To write a scope statement, include the following sections:
The project justification
The project justification describes a problem to be resolved, an opportunity to be exploited, or a benefit to be obtained. One generally derives the project justification from the strategic objectives and programmes of the organization.
The project justification needs to be clear and precise, and one should include both qualitative and quantitative measures. After the project is started, its justification becomes the basis for motivation for your stakeholders (as the project is seen as benefiting the project/programme purpose).
The project objectives
The project objectives must:
- Address all the work within the scope of the project.
- Not address work outside the scope of the project.
Note Unquantifiable objectives (such as beneficiary satisfaction, enhancement of culture, etc.) involve high risk of confusion and vagueness.
While preparing the scope document one should make sure that the project conforms to the programme requirements. In fact a project is a generally a component of a wider programme. This means that the specific objectives of a project would contribute to the achievement of the expected programme results. We thereby call the programme expected results as the "overall, or general, objectives of the project.
The project deliverables (products and services)
Define possible solutions to the problem (for example, the project justification); specifically, identify the solution that you selected for your project. The project deliverables besides describing briefly the deliverables (and the expected quality standards of the products/services) also includes:
- What the project team can do directly to help to resolve the problem and produce the benefits.
- Who are the other actors whose contribution in is essential for resolving the problems:
- Who outside of the project team is expected to capitalize the project outputs and contribute to the achievement of the project objectives.
- The interactions of this project with other projects.
- The pertinence and integration of this project to recognised programmes and strategies.
It is crucial that you identify work that might fall outside the project scope as well as how the project work might interact with other projects.

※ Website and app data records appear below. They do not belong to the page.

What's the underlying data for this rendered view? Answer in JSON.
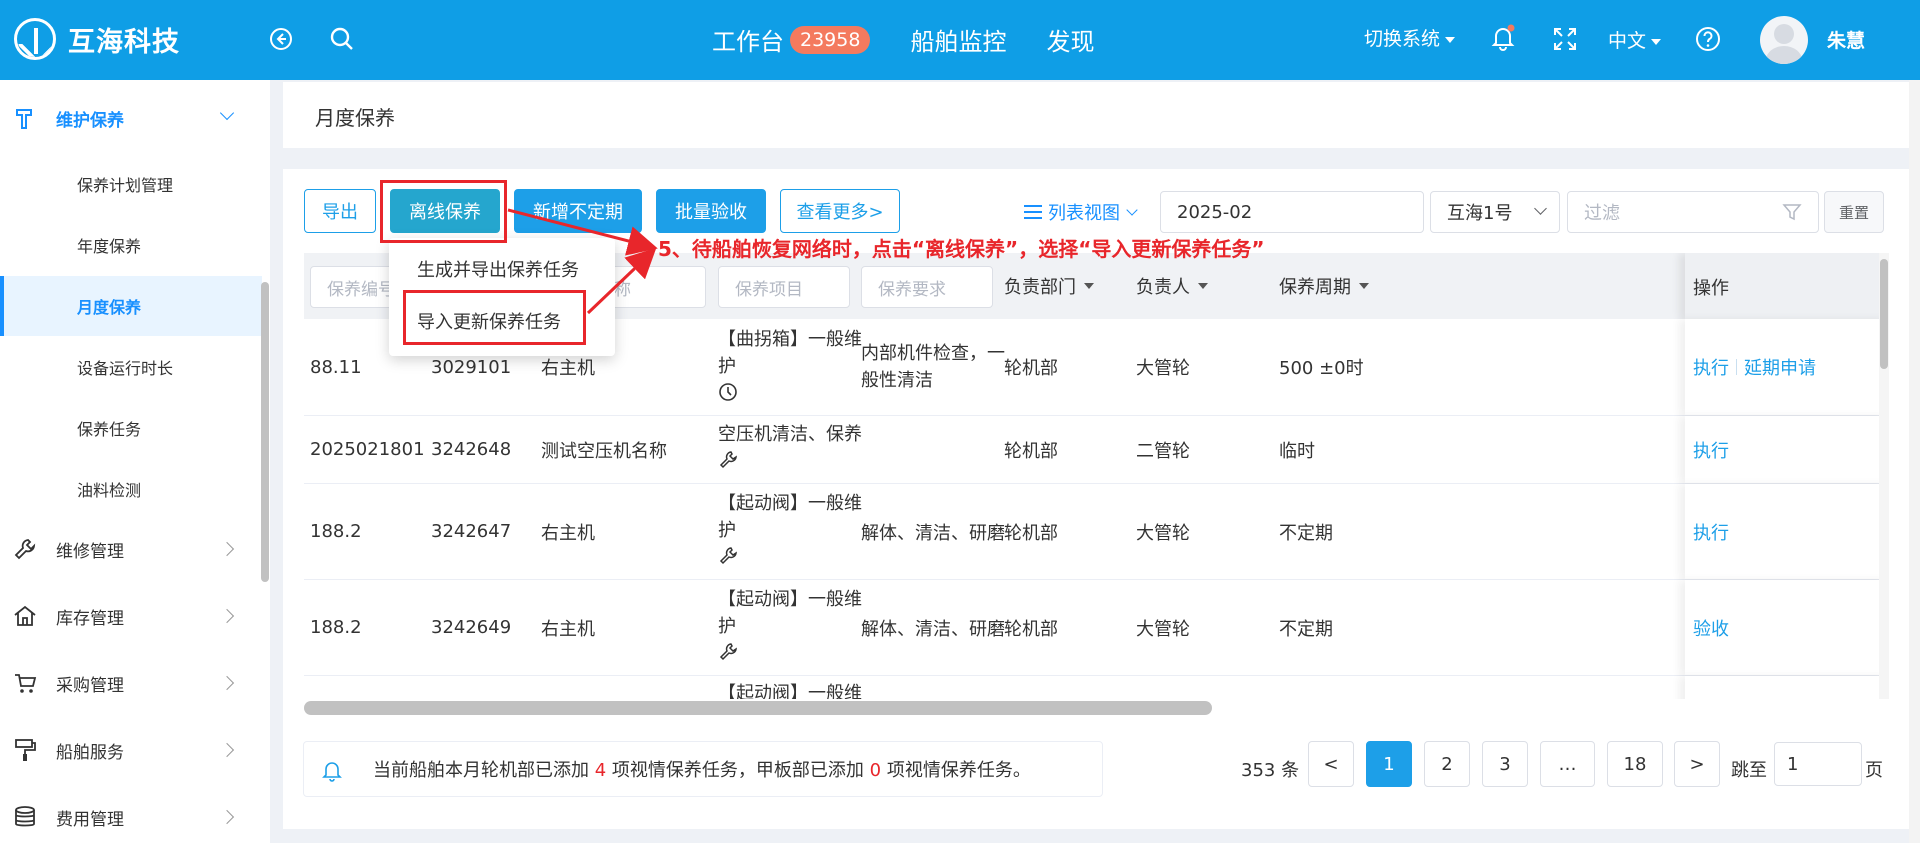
{
  "topbar": {
    "logo_text": "互海科技",
    "nav": [
      {
        "label": "工作台",
        "badge": "23958"
      },
      {
        "label": "船舶监控"
      },
      {
        "label": "发现"
      }
    ],
    "switch_system": "切换系统",
    "language": "中文",
    "user_name": "朱慧",
    "colors": {
      "bar": "#0f9ee6",
      "badge": "#f47a5e",
      "notify_dot": "#f47a5e"
    }
  },
  "sidebar": {
    "groups": [
      {
        "label": "维护保养",
        "icon": "hammer-icon",
        "open": true
      },
      {
        "label": "维修管理",
        "icon": "wrench-icon"
      },
      {
        "label": "库存管理",
        "icon": "home-icon"
      },
      {
        "label": "采购管理",
        "icon": "cart-icon"
      },
      {
        "label": "船舶服务",
        "icon": "paint-roller-icon"
      },
      {
        "label": "费用管理",
        "icon": "coins-icon"
      }
    ],
    "sub_items": [
      "保养计划管理",
      "年度保养",
      "月度保养",
      "设备运行时长",
      "保养任务",
      "油料检测"
    ],
    "active_sub": "月度保养"
  },
  "breadcrumb": {
    "title": "月度保养"
  },
  "toolbar": {
    "export": "导出",
    "offline_maintenance": "离线保养",
    "add_irregular": "新增不定期",
    "batch_accept": "批量验收",
    "view_more": "查看更多>",
    "view_mode": "列表视图",
    "month": "2025-02",
    "ship": "互海1号",
    "filter_placeholder": "过滤",
    "reset": "重置"
  },
  "dropdown": {
    "items": [
      "生成并导出保养任务",
      "导入更新保养任务"
    ]
  },
  "annotation": "5、待船舶恢复网络时，点击“离线保养”，选择“导入更新保养任务”",
  "table": {
    "filter_placeholders": [
      "保养编号",
      "设备名称",
      "保养项目",
      "保养要求"
    ],
    "sort_headers": [
      "负责部门",
      "负责人",
      "保养周期"
    ],
    "op_header": "操作",
    "rows": [
      {
        "no": "88.11",
        "code": "3029101",
        "equip": "右主机",
        "item_l1": "【曲拐箱】一般维",
        "item_l2": "护",
        "icon": "clock-icon",
        "req_l1": "内部机件检查，一",
        "req_l2": "般性清洁",
        "dept": "轮机部",
        "owner": "大管轮",
        "cycle": "500 ±0时",
        "ops": [
          "执行",
          "延期申请"
        ]
      },
      {
        "no": "2025021801",
        "code": "3242648",
        "equip": "测试空压机名称",
        "item_l1": "空压机清洁、保养",
        "item_l2": "",
        "icon": "wrench-icon",
        "req_l1": "",
        "req_l2": "",
        "dept": "轮机部",
        "owner": "二管轮",
        "cycle": "临时",
        "ops": [
          "执行"
        ]
      },
      {
        "no": "188.2",
        "code": "3242647",
        "equip": "右主机",
        "item_l1": "【起动阀】一般维",
        "item_l2": "护",
        "icon": "wrench-icon",
        "req_l1": "解体、清洁、研磨",
        "req_l2": "",
        "dept": "轮机部",
        "owner": "大管轮",
        "cycle": "不定期",
        "ops": [
          "执行"
        ]
      },
      {
        "no": "188.2",
        "code": "3242649",
        "equip": "右主机",
        "item_l1": "【起动阀】一般维",
        "item_l2": "护",
        "icon": "wrench-icon",
        "req_l1": "解体、清洁、研磨",
        "req_l2": "",
        "dept": "轮机部",
        "owner": "大管轮",
        "cycle": "不定期",
        "ops": [
          "验收"
        ]
      },
      {
        "no": "",
        "code": "",
        "equip": "",
        "item_l1": "【起动阀】一般维",
        "item_l2": "",
        "icon": "",
        "req_l1": "",
        "req_l2": "",
        "dept": "",
        "owner": "",
        "cycle": "",
        "ops": []
      }
    ]
  },
  "notice": {
    "part1": "当前船舶本月轮机部已添加 ",
    "engine_count": "4",
    "part2": " 项视情保养任务，甲板部已添加 ",
    "deck_count": "0",
    "part3": " 项视情保养任务。"
  },
  "pagination": {
    "total": "353 条",
    "prev": "<",
    "pages": [
      "1",
      "2",
      "3",
      "…",
      "18"
    ],
    "current": "1",
    "next": ">",
    "jump_label": "跳至",
    "jump_value": "1",
    "unit": "页"
  }
}
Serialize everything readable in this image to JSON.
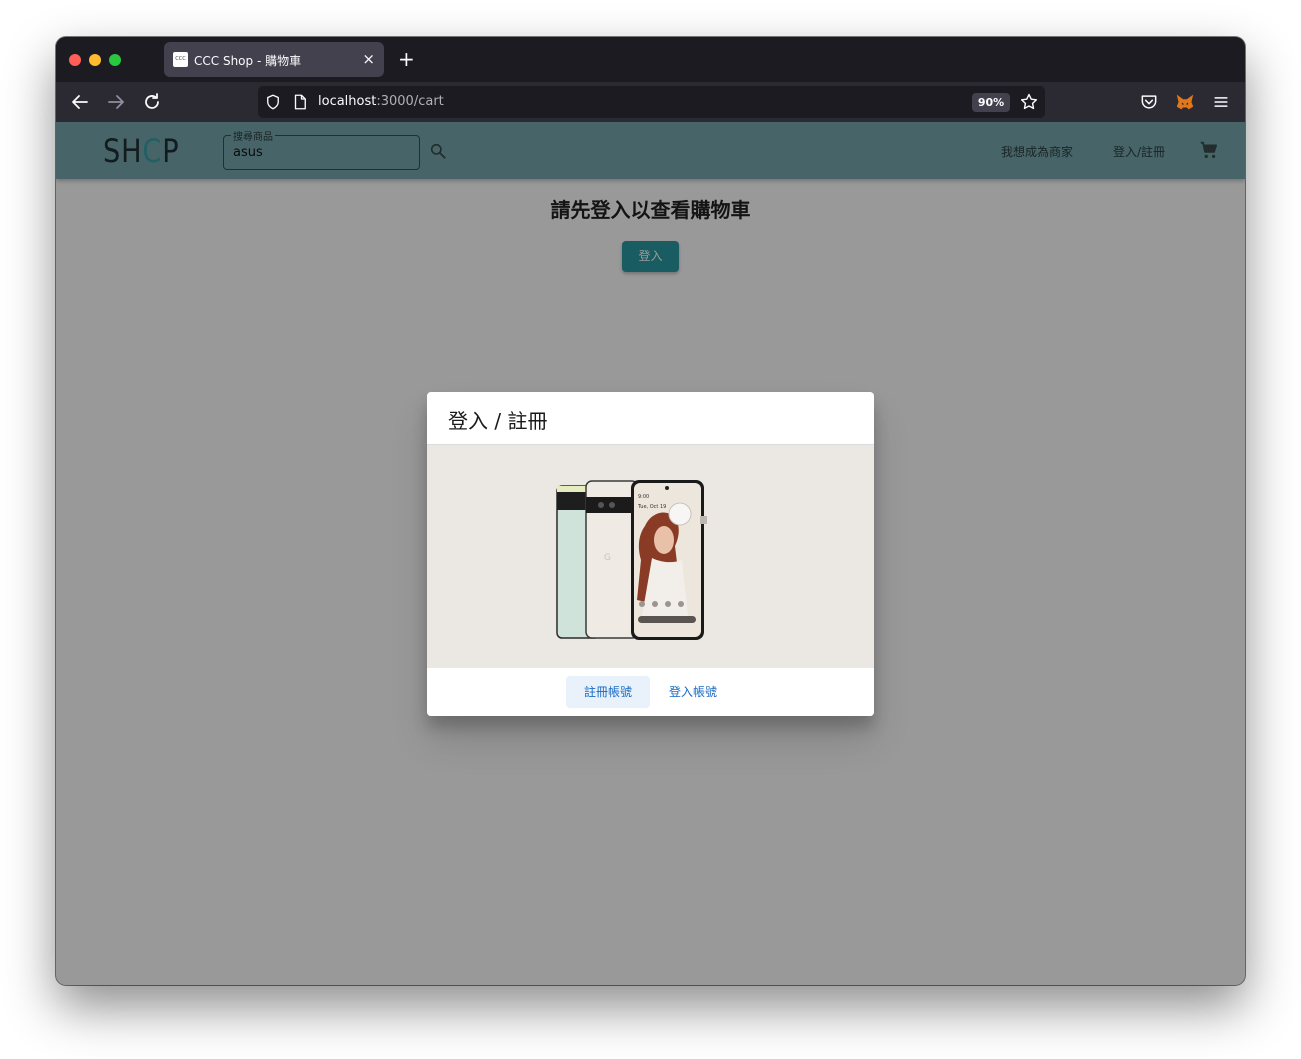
{
  "browser": {
    "tab_title": "CCC Shop - 購物車",
    "tab_favicon_text": "CCC",
    "new_tab_glyph": "+",
    "close_glyph": "×",
    "url_host": "localhost",
    "url_path": ":3000/cart",
    "zoom": "90%",
    "colors": {
      "red": "#ff5f57",
      "yellow": "#febc2e",
      "green": "#28c840"
    }
  },
  "appbar": {
    "logo_prefix": "SH",
    "logo_o": "C",
    "logo_suffix": "P",
    "search_label": "搜尋商品",
    "search_value": "asus",
    "become_seller": "我想成為商家",
    "login_register": "登入/註冊",
    "accent": "#77a9ae"
  },
  "page": {
    "heading": "請先登入以查看購物車",
    "login_button": "登入"
  },
  "dialog": {
    "title": "登入 / 註冊",
    "register_button": "註冊帳號",
    "login_button": "登入帳號",
    "phone_status_time": "9:00",
    "phone_date": "Tue, Oct 19"
  }
}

This identification is important because it enables you to set expectations with your beneficiary and project team.
Does the scope statement anwser to these questions?
- The title the project is: _____________________
- The problem this project will address is: _______________
- This project is conceives within the framework of a wider programme; the programme goal (expected result) is: ___________
- The objectives this project will achieve to accomplish that goal are: _________
- The deliverables resulting from this project are: __________________
- The procedures for determining whether the project objectives have been accomplished are: _____________
- The population served is: _________ _______
More detailes in the Checklist for the Internal approval of the project